Surprisingly, we found no relation between blood pressure parameters and other risk factors on extent of lacunar infarction either in a univariate or multivariate analysis. Furthermore, there were no significant differences in patients with single lacunar infarction compared with those with multiple lacunar infarctions. A previous study18 reported hypertension and leukoaraiosis might be more closely related to multiple lacunar infarction than to a single, symptomatic lacunar infarct. They found that patients with asymptomatic, multiple lacunar infarcts had hypertension significantly more often than those patients with only a symptomatic lacunar infarct. Using multivariate logistic regression analysis, however, leukoaraiosis, but not hypertension was a significant and independent predictor of multiple asymptomatic lacunar infarction.18 We suggest that a combined effect of risk factors in addition to age, hypertension, and pathologic changes of circadian rhythmicity might cause multiple lacunar infarction.
From a clinical point of view our findings are consistent with the results of others, warranting medical treatment even of isolated systolic hypertension.19,38- 40 The occurrence of lacunar infarction was strongly associated with changes of systolic circadian blood presssure patterns but not with diastolic blood pressure patterns. Contrary to earlier beliefs that the diastolic component of blood pressure is the major determinant of cardiovascular risk, there is in accordance to our results a growing body of evidence that systolic hypertension may be a more important contributor to risk than its diastolic counterpart.19 Borderline isolated systolic hypertension was found to be the most common type of untreated hypertension among adults older than 60 years in the Framingham Heart Study and was associated with increased risk of progression to definite hypertension and the development of cardiovascular disease. In the light of these findings, earlier interventions would appear justified.19,38- 40 In addition, demonstration of lacunar infarction should lead to a careful evaluation of nighttime blood pressure increase even in the absence of daytime arterial hypertension. If a reduced nighttime decline in blood pressure and particularly an increase is present, antihypertensive treatment in the evening or a long-acting agent may be useful to normalize nighttime blood pressure and thus may decrease the risk of further cerebrovascular complications. As standard stroke treatment seems to fail in stopping the progression of small, deep infarct,41 new therapeutic strategies are even more necessary.
Accepted for publication September 19, 1997.
Supported by the Stiftung Deutsche Schlaganfall-Hilfe, Gütersloh, Germany.
We would like to thank Helga Gräfin von Einsiedel, MD, Department of Neuroradiology, Technical University of Munich, Munich, Germany, for her helpful support during the evaluation of the magnetic resonance imaging and computed tomographic data.

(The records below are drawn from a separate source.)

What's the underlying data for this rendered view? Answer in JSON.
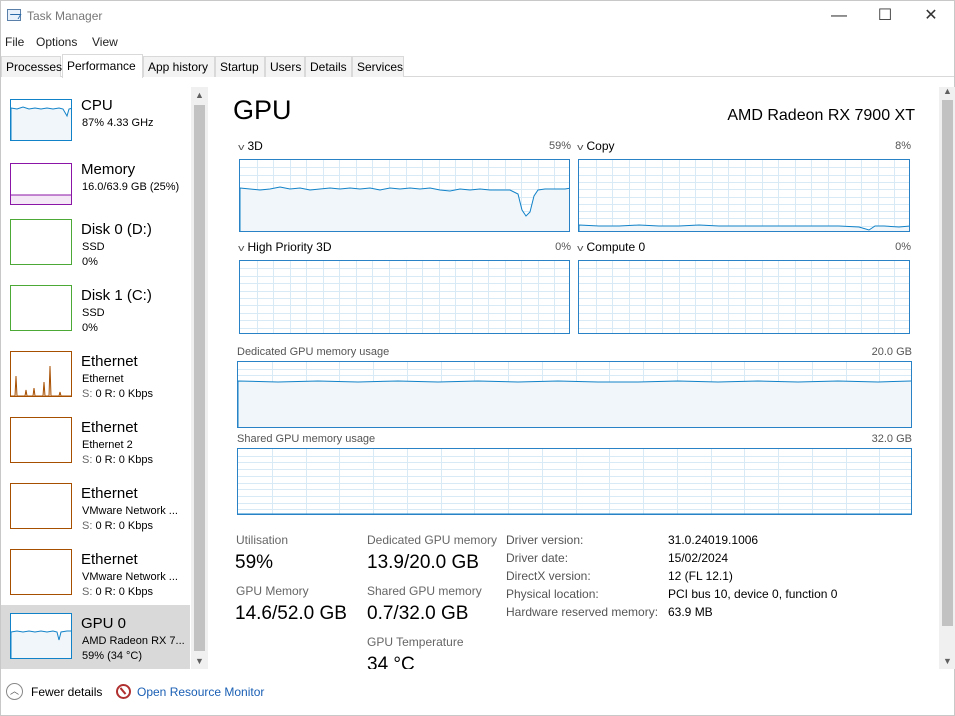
{
  "window": {
    "title": "Task Manager",
    "minimize": "—",
    "maximize": "☐",
    "close": "✕"
  },
  "menu": [
    "File",
    "Options",
    "View"
  ],
  "tabs": [
    "Processes",
    "Performance",
    "App history",
    "Startup",
    "Users",
    "Details",
    "Services"
  ],
  "active_tab": "Performance",
  "sidebar": {
    "items": [
      {
        "name": "CPU",
        "line2": "87% 4.33 GHz",
        "line3": "",
        "color": "#1182c8",
        "selected": false
      },
      {
        "name": "Memory",
        "line2": "16.0/63.9 GB (25%)",
        "line3": "",
        "color": "#8b15a6",
        "selected": false
      },
      {
        "name": "Disk 0 (D:)",
        "line2": "SSD",
        "line3": "0%",
        "color": "#4da935",
        "selected": false
      },
      {
        "name": "Disk 1 (C:)",
        "line2": "SSD",
        "line3": "0%",
        "color": "#4da935",
        "selected": false
      },
      {
        "name": "Ethernet",
        "line2": "Ethernet",
        "line3_s": "S:",
        "line3": "0 R: 0 Kbps",
        "color": "#a74f01",
        "selected": false
      },
      {
        "name": "Ethernet",
        "line2": "Ethernet 2",
        "line3_s": "S:",
        "line3": "0 R: 0 Kbps",
        "color": "#a74f01",
        "selected": false
      },
      {
        "name": "Ethernet",
        "line2": "VMware Network ...",
        "line3_s": "S:",
        "line3": "0 R: 0 Kbps",
        "color": "#a74f01",
        "selected": false
      },
      {
        "name": "Ethernet",
        "line2": "VMware Network ...",
        "line3_s": "S:",
        "line3": "0 R: 0 Kbps",
        "color": "#a74f01",
        "selected": false
      },
      {
        "name": "GPU 0",
        "line2": "AMD Radeon RX 7...",
        "line3": "59% (34 °C)",
        "color": "#1182c8",
        "selected": true
      }
    ]
  },
  "main": {
    "title": "GPU",
    "model": "AMD Radeon RX 7900 XT",
    "engines": [
      {
        "label": "3D",
        "percent": "59%"
      },
      {
        "label": "Copy",
        "percent": "8%"
      },
      {
        "label": "High Priority 3D",
        "percent": "0%"
      },
      {
        "label": "Compute 0",
        "percent": "0%"
      }
    ],
    "dedicated_label": "Dedicated GPU memory usage",
    "dedicated_max": "20.0 GB",
    "shared_label": "Shared GPU memory usage",
    "shared_max": "32.0 GB",
    "stats": {
      "utilisation_label": "Utilisation",
      "utilisation_value": "59%",
      "gpu_memory_label": "GPU Memory",
      "gpu_memory_value": "14.6/52.0 GB",
      "dedicated_label": "Dedicated GPU memory",
      "dedicated_value": "13.9/20.0 GB",
      "shared_label": "Shared GPU memory",
      "shared_value": "0.7/32.0 GB",
      "temp_label": "GPU Temperature",
      "temp_value": "34 °C"
    },
    "info": [
      {
        "label": "Driver version:",
        "value": "31.0.24019.1006"
      },
      {
        "label": "Driver date:",
        "value": "15/02/2024"
      },
      {
        "label": "DirectX version:",
        "value": "12 (FL 12.1)"
      },
      {
        "label": "Physical location:",
        "value": "PCI bus 10, device 0, function 0"
      },
      {
        "label": "Hardware reserved memory:",
        "value": "63.9 MB"
      }
    ]
  },
  "footer": {
    "fewer_details": "Fewer details",
    "open_monitor": "Open Resource Monitor"
  },
  "colors": {
    "gpu_line": "#1182c8",
    "gpu_fill": "#f1f6fa",
    "grid": "#d9eaf7",
    "link": "#1a5fb4"
  }
}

Reprints: Jürgen Klingelhöfer, MD, Department of Neurology, Technical University of Munich, Moehlstrasse 28, 81675 München, Germany.